Disclaimer: As with all my reviews there is the possibility of spoilers, though I work my hardest to avoid them when I can, I feel spoilers are appropriate when it comes to critiquing at times.
More Than Shadows Here
Back when I read the third book of this series, titled Red Hood’s Revenge, I absolutely loved the plot and design of this world. In fact the premise is highly resonant to my series with the focus on faerie tale characters after their faerie tale has already occurred. Just like my series, it gave more tangible life to faerie tales and made the characters more into people with a story to tell rather than some metaphor or shell to insert whatever a person wanted. Even better with this series though, was seeing a non-white lesbian character as the main focus. Literally all the same things I’ve been attempting with my books.
And so I will say easily that I am heavily biased to this series because of how many things in it connect with something I’ve already written.
The Snow Queen’s Shadow is the fourth and final installment with Jim Hines’ faerie tale princess series. And it tackles something huge, but also both unexpected and expected for a series like this: love. Not just the romantic kind but love between a mother and child, love between friends, and loving someone when it is literally the hardest thing to do, because that person isn’t making it easy at that moment.
But that isn’t what it is all about. So let’s start somewhere at the beginning of the storyline. We start with the known but painful death of a character which leads to Snow White trying to bring this character back to life. And if anyone has read modern works, bringing someone back from the dead never turns out well. Instead the spell backfires on Snow White and soon we have family turning on each other and most of all, Snow White going rogue after wrecking the queendom, and leaving behind a present for Talia.
If anything I would call this a retelling of the famed Snow Queen series of tales, more so than the sadly disappointing (from a folklorist standpoint) Disney movie: Frozen.
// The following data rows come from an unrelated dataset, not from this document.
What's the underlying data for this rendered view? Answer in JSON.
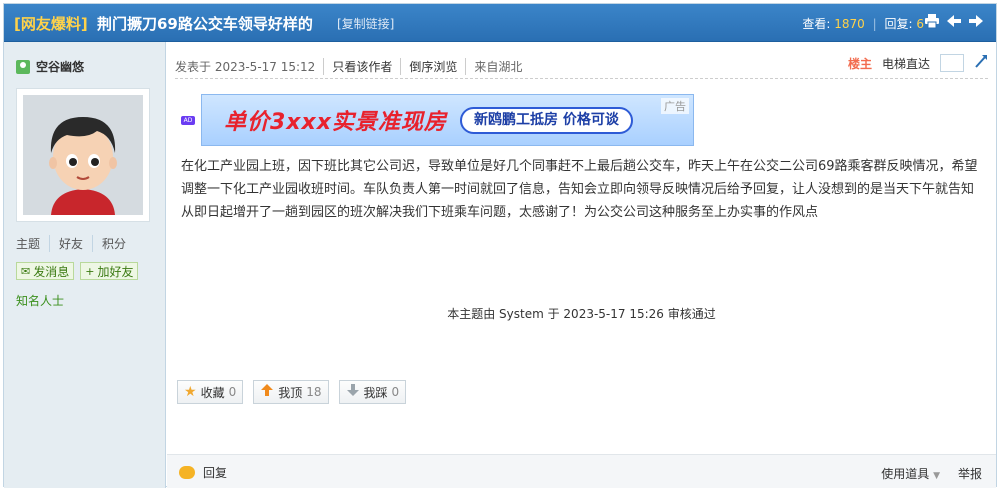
{
  "header": {
    "category": "[网友爆料]",
    "title": "荆门撅刀69路公交车领导好样的",
    "copy_link": "[复制链接]",
    "views_label": "查看:",
    "views": "1870",
    "replies_label": "回复:",
    "replies": "6",
    "icons": [
      "print-icon",
      "prev-arrow-icon",
      "next-arrow-icon"
    ]
  },
  "author": {
    "name": "空谷幽悠",
    "stats": [
      "主题",
      "好友",
      "积分"
    ],
    "send_message": "发消息",
    "add_friend": "加好友",
    "rank": "知名人士"
  },
  "post": {
    "posted": "发表于 2023-5-17 15:12",
    "only_author": "只看该作者",
    "reverse": "倒序浏览",
    "from": "来自湖北",
    "floor_label": "楼主",
    "elevator": "电梯直达",
    "ad_main": "单价3xxx实景准现房",
    "ad_pill": "新鸥鹏工抵房 价格可谈",
    "ad_label": "广告",
    "ad_tag": "AD",
    "content": "在化工产业园上班，因下班比其它公司迟，导致单位是好几个同事赶不上最后趟公交车，昨天上午在公交二公司69路乘客群反映情况，希望调整一下化工产业园收班时间。车队负责人第一时间就回了信息，告知会立即向领导反映情况后给予回复，让人没想到的是当天下午就告知从即日起增开了一趟到园区的班次解决我们下班乘车问题，太感谢了！为公交公司这种服务至上办实事的作风点",
    "audit": "本主题由 System 于 2023-5-17 15:26 审核通过"
  },
  "actions": {
    "favorite_label": "收藏",
    "favorite_count": "0",
    "upvote_label": "我顶",
    "upvote_count": "18",
    "downvote_label": "我踩",
    "downvote_count": "0"
  },
  "footer": {
    "reply": "回复",
    "tools": "使用道具",
    "report": "举报"
  },
  "colors": {
    "header_bg": "#2a6fb3",
    "sidebar_bg": "#e5edf2",
    "accent_orange": "#f26c4f"
  }
}
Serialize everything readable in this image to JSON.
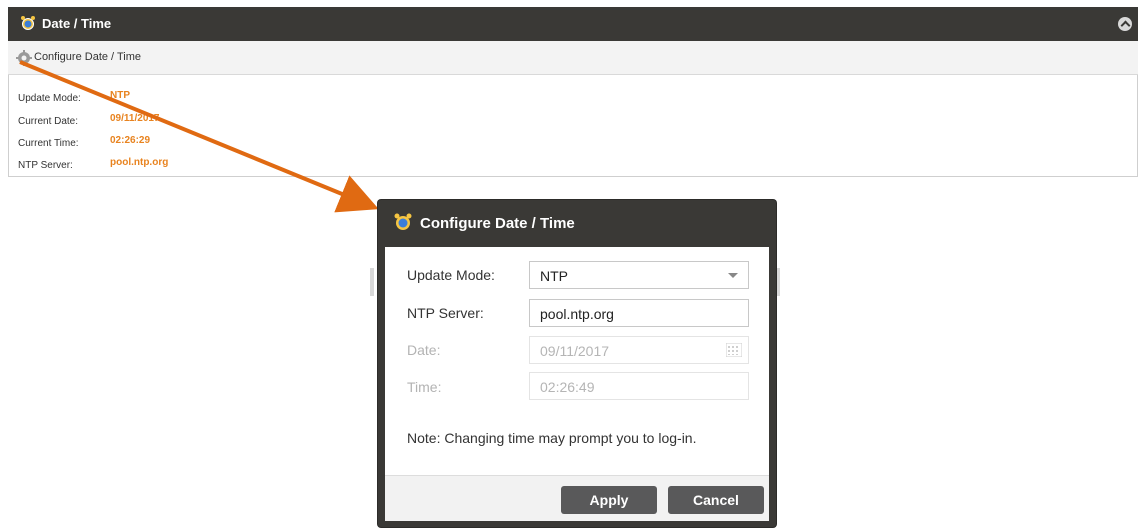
{
  "panel": {
    "title": "Date / Time",
    "toolbar_label": "Configure Date / Time",
    "rows": [
      {
        "label": "Update Mode:",
        "value": "NTP"
      },
      {
        "label": "Current Date:",
        "value": "09/11/2017"
      },
      {
        "label": "Current Time:",
        "value": "02:26:29"
      },
      {
        "label": "NTP Server:",
        "value": "pool.ntp.org"
      }
    ]
  },
  "dialog": {
    "title": "Configure Date / Time",
    "fields": {
      "update_mode": {
        "label": "Update Mode:",
        "value": "NTP"
      },
      "ntp_server": {
        "label": "NTP Server:",
        "value": "pool.ntp.org"
      },
      "date": {
        "label": "Date:",
        "value": "09/11/2017"
      },
      "time": {
        "label": "Time:",
        "value": "02:26:49"
      }
    },
    "note": "Note: Changing time may prompt you to log-in.",
    "buttons": {
      "apply": "Apply",
      "cancel": "Cancel"
    }
  },
  "colors": {
    "header_bg": "#3a3936",
    "accent": "#e8831f",
    "button_bg": "#59595a"
  },
  "icons": {
    "header": "alarm-clock-icon",
    "toolbar": "gear-icon",
    "collapse": "chevron-up-icon",
    "date_picker": "calendar-icon"
  }
}
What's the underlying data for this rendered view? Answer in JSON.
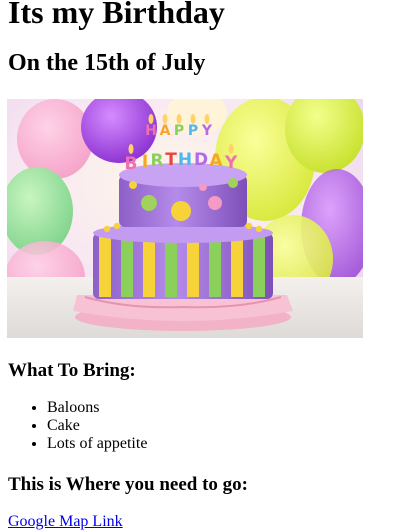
{
  "title": "Its my Birthday",
  "subtitle": "On the 15th of July",
  "hero_image": {
    "cake_sign_top": "HAPPY",
    "cake_sign_bottom": "BIRTHDAY"
  },
  "bring": {
    "heading": "What To Bring:",
    "items": [
      "Baloons",
      "Cake",
      "Lots of appetite"
    ]
  },
  "location": {
    "heading": "This is Where you need to go:",
    "link_label": "Google Map Link"
  },
  "colors": {
    "link": "#0000ee",
    "text": "#000000",
    "background": "#ffffff"
  }
}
This episode offers some fun twists and interesting dynamics that could have gone so very wrong with the creation and death of some characters, but instead became something sweet and surprisingly possessing a Happily Ever After.
In fact, one of the best moments comes with a quote that is now my motto: Happily Ever After is a choice. Sorry Jim Hines, I might steal that line, I love it so much. The best part is we don’t have the only main non-white character die at the end and we even get bliss for her too! Although at a price she will always carry with her. But overall I couldn’t help but enjoy and suck up this entire book. It’s everything I could hope to create myself. If I had known about this series before I started my books I probably would have given up on mine because my first book has so many similarities to unveilings in this last book.
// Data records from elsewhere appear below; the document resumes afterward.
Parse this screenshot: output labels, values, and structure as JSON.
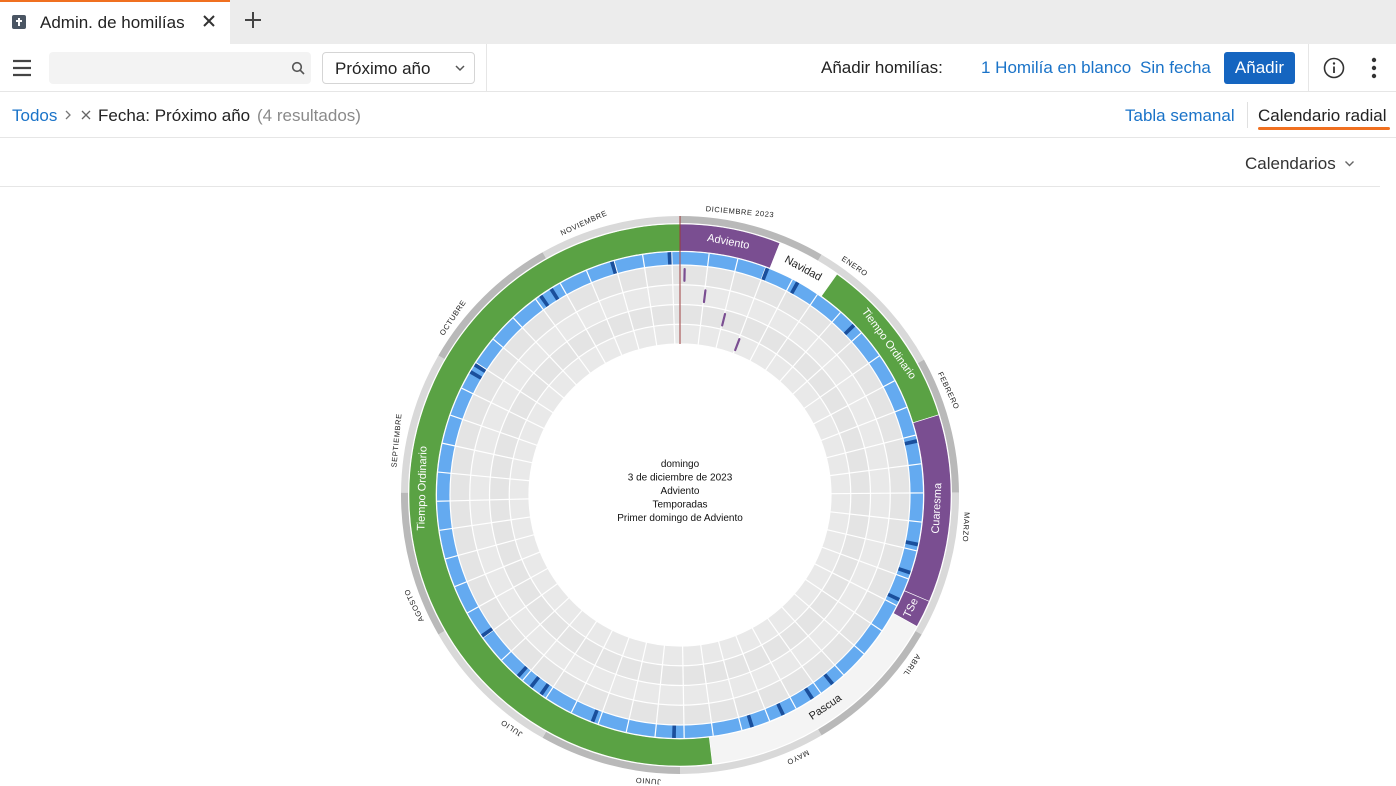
{
  "tab": {
    "title": "Admin. de homilías"
  },
  "toolbar": {
    "search_value": "",
    "select_value": "Próximo año",
    "add_label": "Añadir homilías:",
    "link_blank": "1 Homilía en blanco",
    "link_nodate": "Sin fecha",
    "add_button": "Añadir"
  },
  "breadcrumb": {
    "root": "Todos",
    "filter": "Fecha: Próximo año",
    "count": "(4 resultados)"
  },
  "views": {
    "tabla": "Tabla semanal",
    "radial": "Calendario radial"
  },
  "calendars_dropdown": "Calendarios",
  "colors": {
    "accent": "#f07020",
    "link": "#1a73c8",
    "primary_button": "#1565c0",
    "advent": "#7a4e91",
    "ordinary": "#5aa244",
    "week": "#64aaf0",
    "week_marker": "#1a4f9c"
  },
  "radial": {
    "center_lines": [
      "domingo",
      "3 de diciembre de 2023",
      "Adviento",
      "Temporadas",
      "Primer domingo de Adviento"
    ],
    "months": [
      {
        "label": "DICIEMBRE 2023",
        "start": 0,
        "end": 31
      },
      {
        "label": "ENERO",
        "start": 31,
        "end": 62
      },
      {
        "label": "FEBRERO",
        "start": 62,
        "end": 91
      },
      {
        "label": "MARZO",
        "start": 91,
        "end": 122
      },
      {
        "label": "ABRIL",
        "start": 122,
        "end": 152
      },
      {
        "label": "MAYO",
        "start": 152,
        "end": 183
      },
      {
        "label": "JUNIO",
        "start": 183,
        "end": 213
      },
      {
        "label": "JULIO",
        "start": 213,
        "end": 244
      },
      {
        "label": "AGOSTO",
        "start": 244,
        "end": 275
      },
      {
        "label": "SEPTIEMBRE",
        "start": 275,
        "end": 305
      },
      {
        "label": "OCTUBRE",
        "start": 305,
        "end": 336
      },
      {
        "label": "NOVIEMBRE",
        "start": 336,
        "end": 366
      }
    ],
    "seasons": [
      {
        "label": "Adviento",
        "start": 0,
        "end": 22,
        "color": "#7a4e91",
        "text_color": "#ffffff"
      },
      {
        "label": "Navidad",
        "start": 22,
        "end": 36,
        "color": "#ffffff",
        "text_color": "#222222"
      },
      {
        "label": "Tiempo Ordinario",
        "start": 36,
        "end": 74,
        "color": "#5aa244",
        "text_color": "#ffffff"
      },
      {
        "label": "Cuaresma",
        "start": 74,
        "end": 115,
        "color": "#7a4e91",
        "text_color": "#ffffff"
      },
      {
        "label": "TSe",
        "start": 115,
        "end": 121,
        "color": "#7a4e91",
        "text_color": "#ffffff"
      },
      {
        "label": "Pascua",
        "start": 121,
        "end": 176,
        "color": "#f4f4f4",
        "text_color": "#222222"
      },
      {
        "label": "Tiempo Ordinario",
        "start": 176,
        "end": 366,
        "color": "#5aa244",
        "text_color": "#ffffff"
      }
    ],
    "week_markers": [
      21,
      29,
      46,
      78,
      103,
      110,
      117,
      143,
      149,
      157,
      165,
      184,
      204,
      218,
      221,
      225,
      238,
      305,
      307,
      330,
      333,
      349,
      363
    ],
    "homilies": [
      {
        "day": 0,
        "ring": 0
      },
      {
        "day": 6,
        "ring": 1
      },
      {
        "day": 13,
        "ring": 2
      },
      {
        "day": 20,
        "ring": 3
      }
    ]
  }
}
Now that I’ve started though, I feel like I’m continuing where Jim Hines left off. Because it does need to be continued, there is always more to tell in the faerie tale universe.
Unfortunately, it is unlikely we will see more of this series from Jim Hines, since we were lucky to even get the four books out of it that we did. But maybe one day. Until then, much of the story focuses specifically on Talia and her love of Snow and how that is resolved I couldn’t possibly have imagined until I read this. It was a perfect ending for Talia being so love-sick over Snow White.
Overall though, this was a well done story, and a fitting conclusion to a series like this that didn’t sugar coat things. People died, but happily ever after lived on as best it could. It was a realistic ending to such a heavily fantasy story. And if I’m putting such a focus on Talia and her love, that’s because this whole story came to exist because of Talia. It was because of her crush that the story had to keep going til this fourth book. And I absolutely loved that Talia even brought back the use of the Red Cape she obtained from Red Riding Hood in the previous book.
As for my imps, they actually liked this tale better than the Red Hood’s Revenge one. It had more depth and power behind it, possibly because it was a closing out to the series. Still because the book covers all the main categories my imps are concerned with, we see all five imps enjoying it.
Five out of Five Imps